How Do I Know If I Have Food Poisoning?

If you’ve ever had food poisoning, you probably had a good idea that’s what it was even before you talked to your doctor. It’s hard to miss the main symptoms: stomach cramps, vomiting, and diarrhea. They can hit a few hours or a day or two after you eat the food that caused the problem.

Your symptoms usually pass in a few days or even in mere hours. But if your discomfort doesn’t go away, you may need to get checked and find out exactly what made you sick. You should also see a doctor if along with other symptoms you have high fever, blood in your stool, or feel dehydrated or unable to keep any food or liquid down.

Your doctor may be able to tell you what caused it after running tests. But they aren’t always necessary and don’t confirm every case.

Do I Have Food Poisoning?

Many times, your doctor will diagnose food poisoning based simply on your symptoms.

Some 250 different bacteria, viruses, and parasites can cause food poisoning. While the main symptoms are nausea, diarrhea, vomiting, and stomach cramps, you also may have a fever, headache, muscle and joint aches, or blood in your stool. You may also be dehydrated, so your mouth and throat feel dry and you don’t pee as often as you typically do. Dehydration can make you dizzy when you stand up. Rarely, food poisoning can cause blurry or double vision, tingling, or weakness.

Tests for Food Poisoning

If your illness is severe or complicated, your doctor may run some of the following tests.

Stool cultures are the most common lab test for food poisoning. Your doctor may order one if you have a fever, ntense stomach pain, or bloody diarrhea, or if there is an outbreak that is being tracked. They may also order one if you have symptoms that linger. A sample of your stool can help tell if your sickness is related to bacteria. It can even reveal the germ’s DNA “fingerprint” and which antibiotics will kill it. Viruses are more difficult to see in culture, so if the specific virus needs to be identified, your doctor may order stool tests to look for the germ’s DNA fingerprint. Microscopic exams of stool can identify parasites. Stool tests aren’t always accurate, and they can take several days to come back.

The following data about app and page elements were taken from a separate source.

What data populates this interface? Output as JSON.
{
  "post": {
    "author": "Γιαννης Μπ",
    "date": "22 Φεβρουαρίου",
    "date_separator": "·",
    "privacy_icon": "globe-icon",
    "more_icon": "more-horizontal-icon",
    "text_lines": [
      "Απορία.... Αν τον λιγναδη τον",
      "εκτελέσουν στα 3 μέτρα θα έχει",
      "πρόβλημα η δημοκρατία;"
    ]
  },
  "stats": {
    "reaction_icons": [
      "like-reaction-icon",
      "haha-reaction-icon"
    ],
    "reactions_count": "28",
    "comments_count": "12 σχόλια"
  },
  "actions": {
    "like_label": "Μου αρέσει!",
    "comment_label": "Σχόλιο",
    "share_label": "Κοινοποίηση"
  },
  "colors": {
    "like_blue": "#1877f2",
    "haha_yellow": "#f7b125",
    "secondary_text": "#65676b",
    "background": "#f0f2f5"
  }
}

Blood tests may be ordered if your doctor thinks the infection has spread into the blood. Blood tests can detect the bacteria Listeria monocytogenes and the hepatitis A virus. Specific blood tests can tell how sick you are by looking for inflammation and signs that you’re dehydrated.

Stool or blood tests can check for toxins, such as for botulism, which can be deadly.

Imaging tests such as MRIs and CT scans aren’t often used in food poisoning cases. But they can help rule out other causes for your symptoms.

Could It Be Something Else?

A host of other conditions can lead to many of the same symptoms of food poisoning. Most common is mon-foodborne gastroenteritis, which is most often caused by a virus. For instance, Norovirus causes both foodborne gastroenteritis (from contaminated food or water) and viral gastroenteritis from person to person spread. Other causes include gallbladder problems, pancreatitis, and inflammatory bowel disease. So figuring out if you have food poisoning is as much about the timing as it is about the symptoms themselves.

Delayed Symptoms

In most cases, food poisoning usually shows up hours or days after you’ve eaten something that made you sick. But different organisms work at different speeds. For example, Staphylococcus aureus can give you cramps, diarrhea, and nausea in as little as 30 minutes after you eat or drink. This bacterium grows in meats, eggs, and cream that haven’t been refrigerated properly. Another, far less common, cause of foodborne illness is the hepatitis A virus. It can lie in wait as long as 50 days before making itself known. You can get the virus through foods and drinks that have been in contact with sewage water. You’re more likely to get the virus when traveling in developing countries.


  2. PubMed Health: “Food Poisoning (Foodborne Illness).”
  3. CDC: “Be Food Safe: Protect Yourself from Food Poisoning,” “Salmonella: Diagnosis and Treatment,” “Staphylococcal Food Poisoning,” “Diagnosis and Management of Foodborne Illnesses.”
  4. UpToDate: “Patient education: Food poisoning (foodborne illness) (Beyond the Basics).”
  5. American Family Physician: “Diagnosis and Management of Foodborne Illness,” Evaluation of Nausea and Vomitting.”
  6. Medscape: “Food Poisoning Workup.”
  7. FDA: “Foodborne Illnesses: What You Need to Know.”
  8. Morbidity and Mortality Weekly Report: “Diagnosis and Management of Foodborne Illnesses.”
  9. Clinical Microbiology Reviews: “Laboratory Diagnosis of Bacterial Gastroenteritis.”

Previous Post

Parkinson’s Disease and Gamma Knife Treatment

Next Post

Parkinson’s Disease and Guided Imagery

Related Posts